A better long-term alternative to externally built projects would be letting VisualGDB manage the build. This has several advantages over external build:
- IntelliSense will always be synchronized with the actual build settings
- Adding/removing files to Solution Explorer will affect the build
- You would be able to edit various build settings via Solution Explorer
However, this requires additional setup. Specifically, VisualGDB will need to know the exact list of files participating in the build, and all the build settings (e.g. preprocessor macros, include directories, special optimization flags, etc.).
You will also need to decide on the build subsystem to use:
- MSBuild offers the best integration with Visual Studio and is very similar to the regular VC++ projects. It is recommended for all new projects.
- GNU Make can be useful if you are familiar with the Makefile structure and would like to customize it (e.g. add custom Make targets). Also Make-based projects can be built without Visual Studio, or VisualGDB.
- Advanced CMake combines the advantages of both MSBuild and CMake, but requires CMake for building.
Once you decide on the build subsystem, there are several ways of importing the project structure into VisualGDB:
- You can start with creating a new project and incrementally adding existing source files to it. If you are using the Custom edition or higher, consider using the Add->Import Directory Recursively command in Solution Explorer to quickly add large sets of files.
- You can use the Import mode in the VisualGDB wizards (other than “specify a build command line manually”). This will be equivalent to creating a new project and adding all files from the specified directory to it. You would still need to manually set various build settings.
- If you are importing an embedded project from CrossWorks, IAR, Keil, STM32CubeIDE or SW4STM32, you can use one of VisualGDB’s project importing plugins to convert many of the common settings automatically. The next section explains this is in detail.
Project importing plugins can save considerable time by automatically converting the following project settings:
- The exact list of source files actually used in the build
- The target microcontroller
- Linker script
- Preprocessor macros
- Include directories
Note that they will not recognize many advanced settings (e.g. target-specific optimization flags) that would still need to be configured manually.
The project importing plugins can be selected in the Embedded Project Wizard as shown below:You can find the source code of VisualGDB’s project importing plugins in our GitHub repository, so you can customize them to handle previously unsupported project formats, or other special cases. We can also convert existing large projects for you as a part of our consulting services.
Note that if a project compiles with IAR or Keil, getting to build with GCC may involve some manual adjustments. Specifically, the following parts are not compatible between Keil, IAR and GCC:
- Target memory layout definitions (linker scripts vs. scatter files).
- Assembly files.
- Language extensions (e.g. placing variables at a specified address).
Sometimes, the imported project would output would be different from the original project. This usually happens if some fine-level settings were not automatically converted. VisualGDB provides the following mechanisms for troubleshooting it:
- You can compare the memory footprint of the VisualGDB project against the original ELF file to narrow down the problem to a specific source file.

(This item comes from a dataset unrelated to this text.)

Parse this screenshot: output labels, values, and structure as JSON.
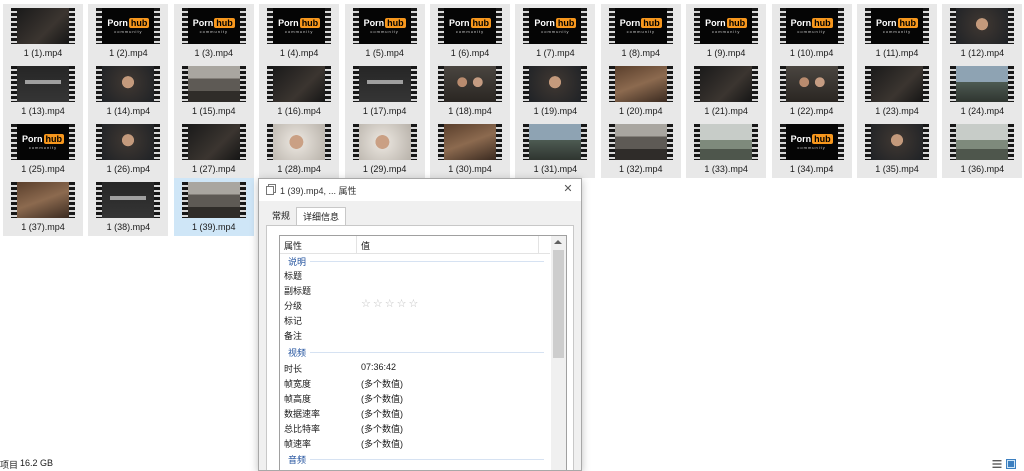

- You can extract the exact command lines used by MSBuild or GNU Make and compare them to the command lines used by the original project.
See this tutorial for a very detailed example of a side-by-side comparison of the build command lines between Keil uVision and VisualGDB used to track down a difference in optimization setting.
You can find numerous tutorials on importing various project types in VisualGDB on this page.